Many small start-up companies are run by people who have the vision to create new products or the entrepreneurial foresight to take a new idea to market. For many people whose skills lie in innovation and pioneering, the details of running a business can stand in the way of their creativity. However, an unwillingness or an inability to deal with the ins and outs of business administration is no excuse for failing to put processes in place to ensure that a business is being run according to all relevant legislation.
Once a company goes beyond the scope of just one or two people, conforming to a range of different regulations becomes increasingly important.
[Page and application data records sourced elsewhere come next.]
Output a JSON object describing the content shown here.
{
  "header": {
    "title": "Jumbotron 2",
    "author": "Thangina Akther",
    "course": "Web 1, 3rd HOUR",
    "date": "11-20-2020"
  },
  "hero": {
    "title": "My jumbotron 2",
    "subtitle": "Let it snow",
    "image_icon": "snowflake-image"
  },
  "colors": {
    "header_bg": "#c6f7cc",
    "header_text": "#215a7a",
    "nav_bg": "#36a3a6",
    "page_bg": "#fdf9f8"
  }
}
From ensuring that your accounts are all kept up to date and that the correct level of tax is being paid, to keeping track of your stock and managing your orders, the importance of accurate record keeping cannot be underestimated. While it may be easy to overlook certain aspects of business management, ignorance is no defence and if you do not have systems in place to manage your company’s affairs then you could fall foul of regulatory bodies or even the law.
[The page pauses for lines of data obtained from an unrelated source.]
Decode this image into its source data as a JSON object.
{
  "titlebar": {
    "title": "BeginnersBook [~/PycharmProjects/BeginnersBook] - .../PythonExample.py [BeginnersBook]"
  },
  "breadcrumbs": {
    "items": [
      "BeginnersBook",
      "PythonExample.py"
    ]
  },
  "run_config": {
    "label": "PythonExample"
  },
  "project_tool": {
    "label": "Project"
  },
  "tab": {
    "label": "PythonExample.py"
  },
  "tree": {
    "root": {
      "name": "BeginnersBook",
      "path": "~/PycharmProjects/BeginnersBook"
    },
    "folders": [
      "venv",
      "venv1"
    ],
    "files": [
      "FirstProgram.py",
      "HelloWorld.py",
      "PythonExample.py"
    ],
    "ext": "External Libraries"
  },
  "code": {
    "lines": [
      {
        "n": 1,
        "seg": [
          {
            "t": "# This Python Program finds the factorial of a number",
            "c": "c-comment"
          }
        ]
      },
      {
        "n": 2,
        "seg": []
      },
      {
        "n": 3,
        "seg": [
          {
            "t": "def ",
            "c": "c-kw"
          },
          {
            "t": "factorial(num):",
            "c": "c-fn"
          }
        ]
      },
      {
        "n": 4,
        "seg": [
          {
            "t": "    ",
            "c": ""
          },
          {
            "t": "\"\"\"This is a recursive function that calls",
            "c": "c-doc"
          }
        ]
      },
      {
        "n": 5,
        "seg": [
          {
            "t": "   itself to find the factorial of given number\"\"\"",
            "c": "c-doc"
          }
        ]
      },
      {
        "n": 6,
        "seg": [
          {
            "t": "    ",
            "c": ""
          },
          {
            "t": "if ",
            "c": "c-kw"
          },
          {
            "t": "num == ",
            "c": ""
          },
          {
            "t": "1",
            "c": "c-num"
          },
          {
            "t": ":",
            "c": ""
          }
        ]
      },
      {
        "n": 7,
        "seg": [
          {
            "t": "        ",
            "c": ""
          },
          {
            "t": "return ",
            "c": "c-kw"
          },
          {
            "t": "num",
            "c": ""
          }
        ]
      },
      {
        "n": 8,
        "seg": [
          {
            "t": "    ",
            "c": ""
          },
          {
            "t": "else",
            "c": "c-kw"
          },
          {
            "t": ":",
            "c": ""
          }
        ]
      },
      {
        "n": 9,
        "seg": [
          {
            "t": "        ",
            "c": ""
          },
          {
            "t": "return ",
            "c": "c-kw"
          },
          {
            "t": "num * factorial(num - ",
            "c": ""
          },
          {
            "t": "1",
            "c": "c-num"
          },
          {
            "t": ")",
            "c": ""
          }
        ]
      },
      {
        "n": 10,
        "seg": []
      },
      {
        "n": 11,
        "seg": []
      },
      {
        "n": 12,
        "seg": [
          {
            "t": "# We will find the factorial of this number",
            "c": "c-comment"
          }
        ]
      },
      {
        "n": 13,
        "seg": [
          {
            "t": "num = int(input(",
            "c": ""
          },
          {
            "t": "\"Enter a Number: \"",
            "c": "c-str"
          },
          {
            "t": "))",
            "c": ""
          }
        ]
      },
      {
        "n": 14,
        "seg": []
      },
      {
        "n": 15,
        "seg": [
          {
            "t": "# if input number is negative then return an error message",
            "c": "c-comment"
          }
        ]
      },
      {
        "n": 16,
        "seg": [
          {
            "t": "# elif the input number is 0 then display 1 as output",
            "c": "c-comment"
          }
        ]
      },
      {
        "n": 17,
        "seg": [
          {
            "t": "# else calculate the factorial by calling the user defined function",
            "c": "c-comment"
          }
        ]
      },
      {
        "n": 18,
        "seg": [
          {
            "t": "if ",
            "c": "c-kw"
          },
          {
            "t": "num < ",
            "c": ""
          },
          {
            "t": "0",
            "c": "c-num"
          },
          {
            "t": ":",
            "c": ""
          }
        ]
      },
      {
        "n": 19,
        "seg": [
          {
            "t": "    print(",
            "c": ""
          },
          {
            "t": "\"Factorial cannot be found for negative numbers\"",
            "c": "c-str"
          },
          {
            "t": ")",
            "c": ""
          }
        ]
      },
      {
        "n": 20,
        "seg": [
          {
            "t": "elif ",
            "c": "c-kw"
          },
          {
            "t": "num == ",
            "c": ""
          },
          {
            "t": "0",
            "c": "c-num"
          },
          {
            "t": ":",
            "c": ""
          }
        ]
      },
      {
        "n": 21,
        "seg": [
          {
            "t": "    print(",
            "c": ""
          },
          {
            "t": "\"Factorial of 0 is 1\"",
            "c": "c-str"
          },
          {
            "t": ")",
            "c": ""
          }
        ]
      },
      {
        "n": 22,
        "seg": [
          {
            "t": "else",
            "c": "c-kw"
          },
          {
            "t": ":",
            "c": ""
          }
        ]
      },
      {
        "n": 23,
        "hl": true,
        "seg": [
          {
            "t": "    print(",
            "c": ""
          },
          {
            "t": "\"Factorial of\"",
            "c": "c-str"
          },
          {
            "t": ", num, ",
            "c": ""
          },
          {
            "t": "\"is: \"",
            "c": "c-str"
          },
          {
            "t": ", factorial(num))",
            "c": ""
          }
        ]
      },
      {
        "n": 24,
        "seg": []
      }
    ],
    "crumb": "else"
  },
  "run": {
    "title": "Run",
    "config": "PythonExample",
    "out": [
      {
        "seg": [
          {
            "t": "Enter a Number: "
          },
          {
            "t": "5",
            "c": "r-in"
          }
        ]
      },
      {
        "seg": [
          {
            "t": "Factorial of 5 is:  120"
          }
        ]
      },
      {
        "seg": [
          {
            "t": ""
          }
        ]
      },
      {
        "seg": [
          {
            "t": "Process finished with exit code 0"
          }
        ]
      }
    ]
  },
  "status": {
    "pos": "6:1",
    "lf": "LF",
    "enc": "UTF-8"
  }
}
One of the most important elements to running a business is ensuring that you comply with all relevant legislation and it can be easier to outsource some functions that would otherwise take up resources from within the company. Accountancy firms can help you to keep your financial affairs in order, designers can be brought in to help you realise your vision when it comes to producing a website or product packaging and almost any other aspect of running a business can be handed over to experts. However this can be costly, particularly for small businesses, so striking a balance between doing it yourself and using those who have experience in the field can be difficult.
A good compromise is to use purpose built software such as HR systems for small business owners. This allows you to benefit from HR expertise but at a lower cost than employing HR specialists yourself. The packages also allow businesses to manage their data effectively without having to rely on agencies or external consultants.
Ask for advice
There is plenty of information and advice out there for people who are going into business for themselves and much of it is completely free. If you have any questions, many topics are covered by government websites which are a useful source of information on the legal side of running a business. For more complex situations, it is always worth consulting an expert in order to minimise the risk of making a mistake which could prove costly further down the line.
You have a duty to protect any staff you may employ and it is also good business practice to protect yourself against some of the most common problems faced by small businesses. Depending on your industry, there may be specific legislation with which you will need to conform, guidelines for best practice issued by a regulator, or just common sense measures which you can take to ensure you are doing everything by the book. So do your research and ensure you aren’t exposing yourself to potential problems in the future.